The most recent purchase that I regret is the new dishwasher we bought this year. Our old one stopped working after ten years of service; ten years is more than the expected lifetime of a dishwasher anyway, and Lowe’s had some cheap ones on their website, so it didn’t seem so frivolous to buy a new one instead of maybe bringing out a repair-person. But when we actually attempted to put our clever plan into action, the salesmen at the stores we visited saw us coming a mile away and smoothly upsold us to some crazy top-of-the-line death star of a dishwasher. (With stainless steel siding!) (But not smudgeless steel!) This dishwasher promised to do everything except physically put the dishes back in the cupboard for us. You know what, though? It doesn’t wash dishes any better than the bottom-of-the-line one we installed ten years ago did when it was new. What’s more annoying, ergonomics lost out to aesthetics when it came to designing this thing. I could get more dishes and such loaded into my old one with less wasted space. The new washer has a series of incomprehensible buttons hidden on the door, and I have no idea how to get the wash I’ve been accustomed to all my life, so I basically press them all and hope something good happens. I kid you not: washing the dishes now takes overnight. And on the topic of those hidden buttons, I have to painfully jam my finger under the lip of the counter to hit the START button.
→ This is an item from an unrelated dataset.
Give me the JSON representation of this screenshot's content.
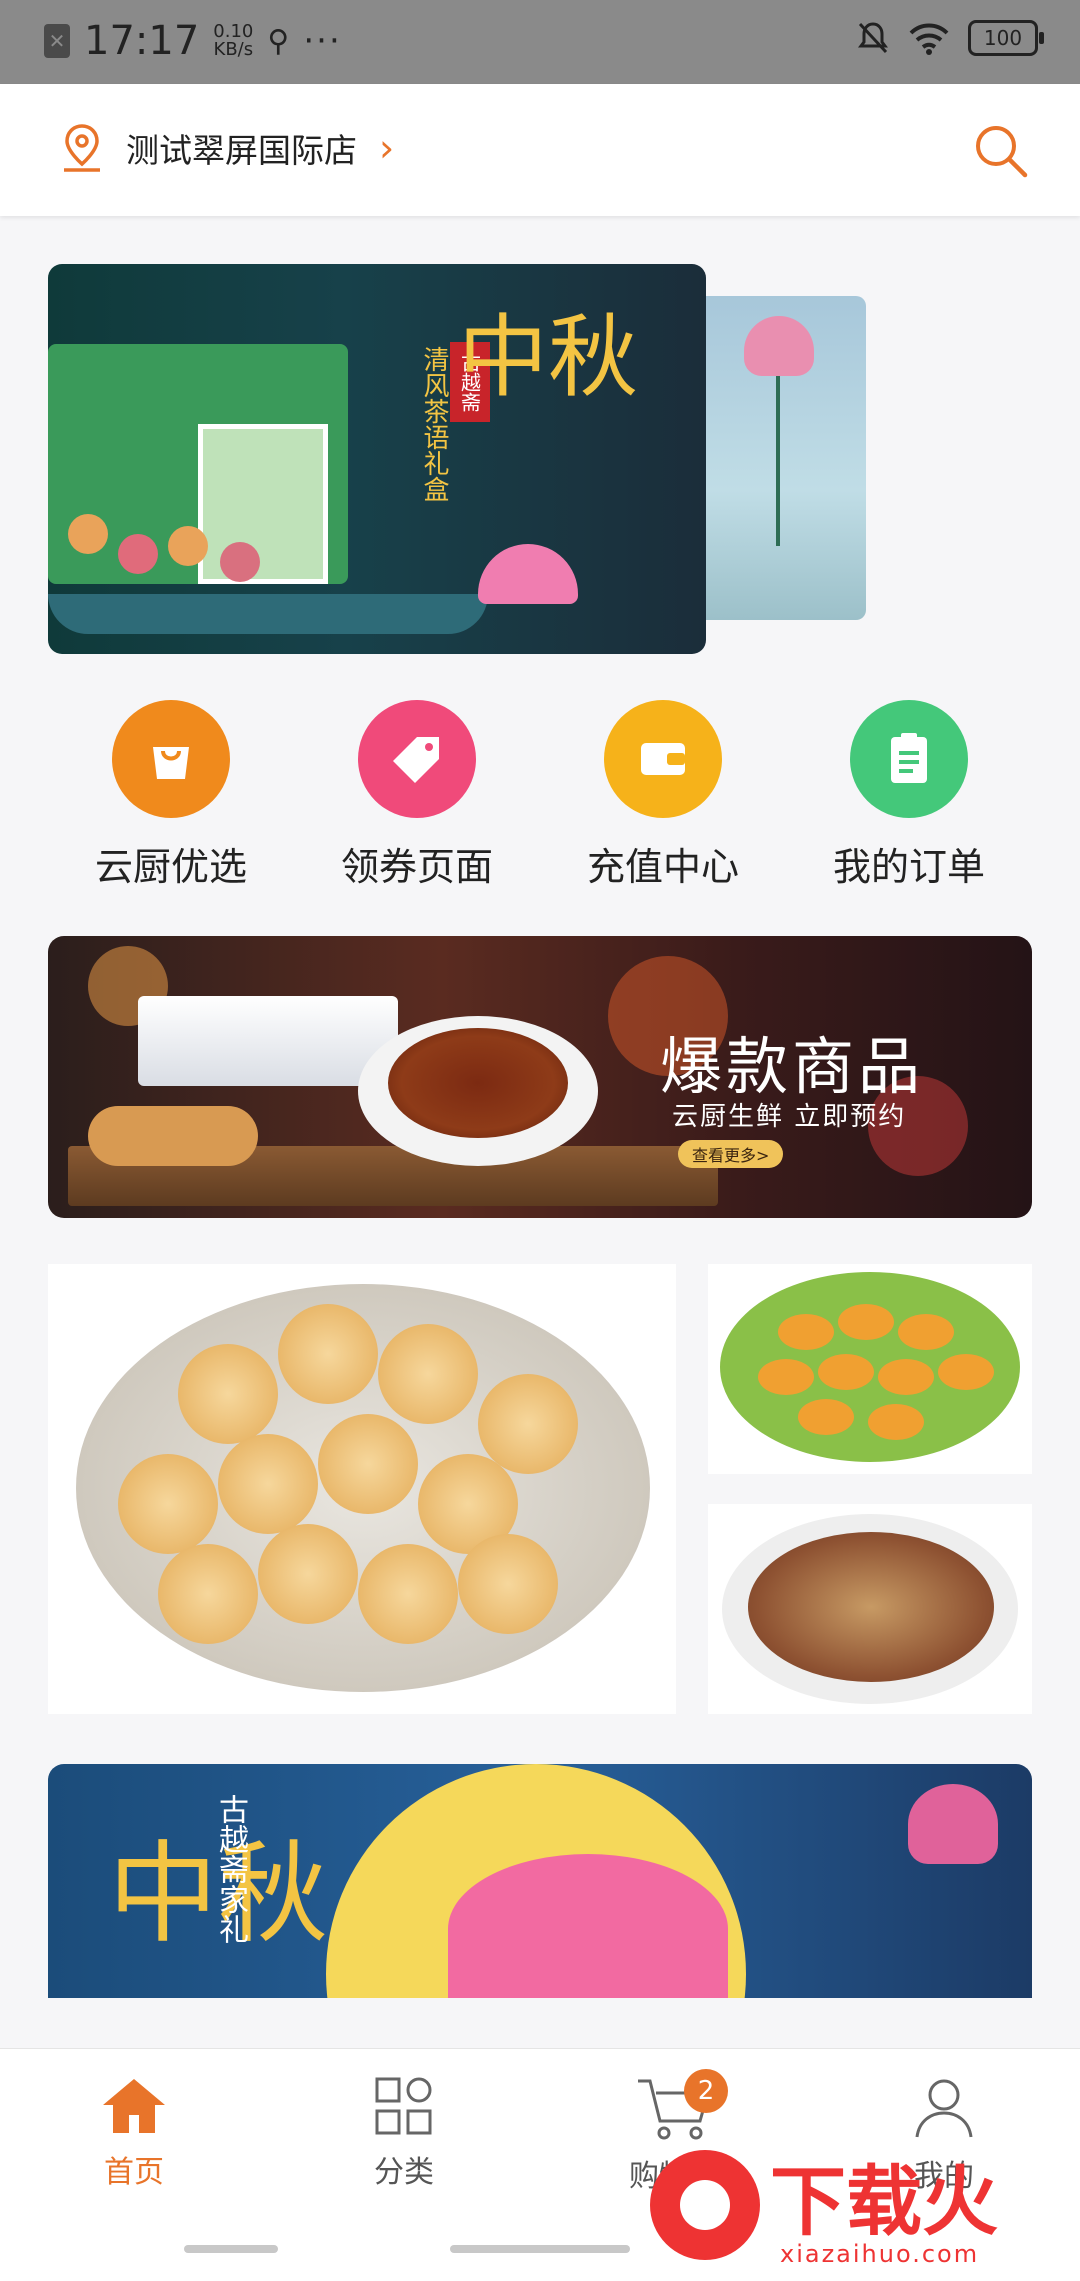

A battery I bought (at my expense) for my school laptop this fall was the last straw when it comes to me buying any electronics from vendors that don’t have storefronts I can return crappy merchandise to. The battery looked right, but didn’t physically fit into the computer. I can’t help but wonder how many batteries this non-factory seller shipped out to people that never actually powered a computer at all. I’ve also, in the past, bought batteries that worked for a month or two and then died, or batteries that did not even remotely match the computer the website claimed they were for. And discount toner that came already exploded in the box. Returning things to those vendors is a hassle, and typically involves shipping at your own expense and a restocking fee. And woe to you if you fail to get proof of mailing: I had one internet vendor claim never to have received my return and thus not process my refund. I’m pretty sure my success rate with discount online electronics is less than .500 at this point, so with this battery I decided I’d had enough. Now I order stuff from Staples and have it shipped to the store, where I can immediately demand a refund if it’s not right.
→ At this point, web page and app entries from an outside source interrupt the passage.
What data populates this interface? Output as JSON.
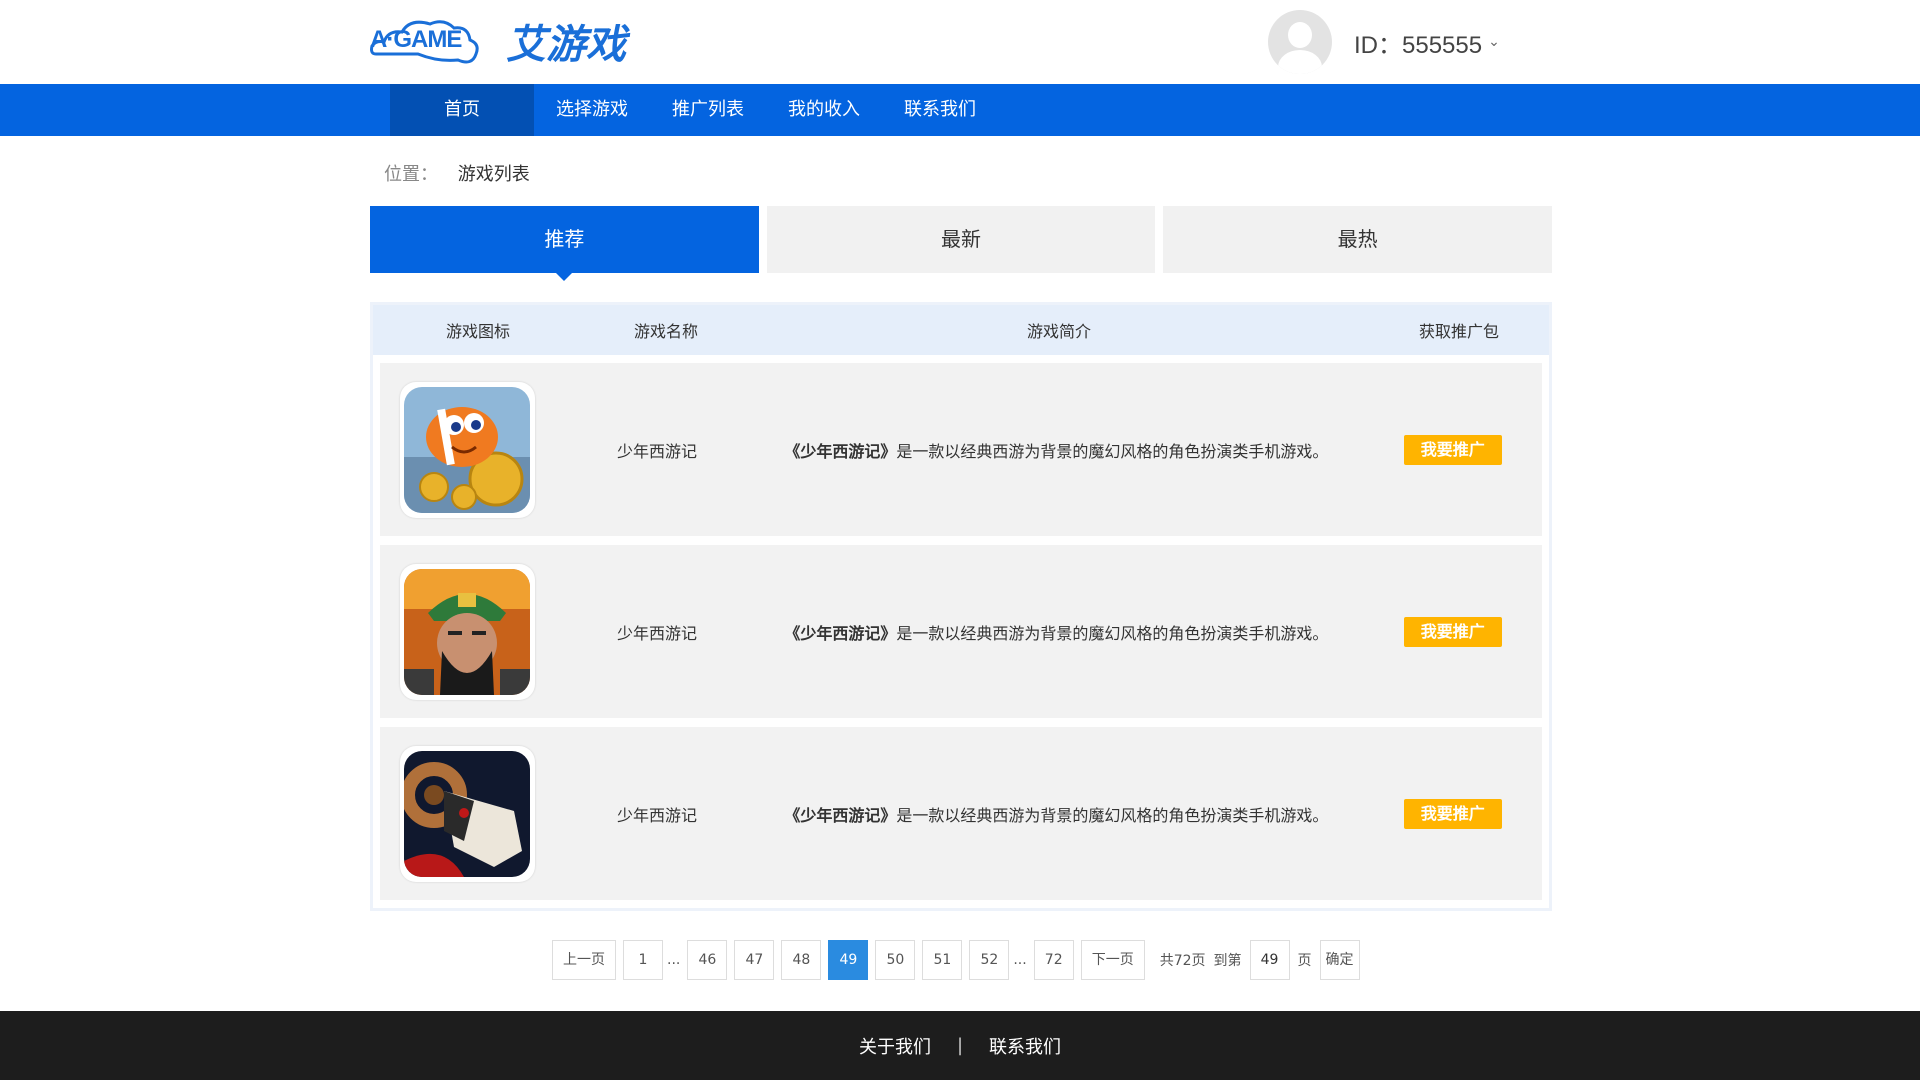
{
  "header": {
    "logo_latin": "A·GAME",
    "logo_cn": "艾游戏",
    "user_id": "ID：555555"
  },
  "nav": {
    "items": [
      {
        "label": "首页"
      },
      {
        "label": "选择游戏"
      },
      {
        "label": "推广列表"
      },
      {
        "label": "我的收入"
      },
      {
        "label": "联系我们"
      }
    ],
    "active_index": 0
  },
  "breadcrumb": {
    "label": "位置：",
    "value": "游戏列表"
  },
  "tabs": [
    {
      "label": "推荐"
    },
    {
      "label": "最新"
    },
    {
      "label": "最热"
    }
  ],
  "table": {
    "headers": [
      "游戏图标",
      "游戏名称",
      "游戏简介",
      "获取推广包"
    ],
    "rows": [
      {
        "icon": "clownfish-game-icon",
        "name": "少年西游记",
        "desc_title": "《少年西游记》",
        "desc_rest": "是一款以经典西游为背景的魔幻风格的角色扮演类手机游戏。",
        "button": "我要推广"
      },
      {
        "icon": "warrior-game-icon",
        "name": "少年西游记",
        "desc_title": "《少年西游记》",
        "desc_rest": "是一款以经典西游为背景的魔幻风格的角色扮演类手机游戏。",
        "button": "我要推广"
      },
      {
        "icon": "ram-game-icon",
        "name": "少年西游记",
        "desc_title": "《少年西游记》",
        "desc_rest": "是一款以经典西游为背景的魔幻风格的角色扮演类手机游戏。",
        "button": "我要推广"
      }
    ]
  },
  "pagination": {
    "prev": "上一页",
    "pages": [
      "1",
      "46",
      "47",
      "48",
      "49",
      "50",
      "51",
      "52",
      "72"
    ],
    "current": "49",
    "dots": "...",
    "next": "下一页",
    "total": "共72页",
    "goto_label": "到第",
    "goto_value": "49",
    "page_unit": "页",
    "confirm": "确定"
  },
  "footer": {
    "about": "关于我们",
    "separator": "|",
    "contact": "联系我们"
  },
  "colors": {
    "primary": "#0464e0",
    "nav_active": "#0350b3",
    "promo_button": "#ffb400",
    "current_page": "#2a8be0",
    "footer_bg": "#1d1d1d"
  }
}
Warning: Triggery stuff ahead. . . . Back during the first year or so of my career, alarmed by how quickly I was gaining weight, I talked myself into buying a membership at Bally.
And then I let myself get talked into buying a second membership for my wife. Perhaps you’ve heard of how sleazy sales practices at the gym are (or at least, were). We got sucked into a long-term committment. To add insult to injury, every time we walked into the place we were bombarded with high pressure sales attempts to get us to buy their amino acid products. And while one might argue they’re not to blame for this last bit, I also found going to this gym and dealing with the personal trainers to be one of the more humiliating experiences of my life, and so I quickly stopped going. It took like three years to pay off the debt, but I can count on my fingers how many times I actually crossed the gym’s doors. It would have been cheaper to simply buy an elliptical, a treadmill, a weight bench, or an exercise bike each visit. Yeah, I try not to think about the money I poured down the sink that time.
There are definitely other purchases I’ve regretted, but those are the most obvious ones that come to mind right now. What about you? What purchases have you made that you wish you could take back?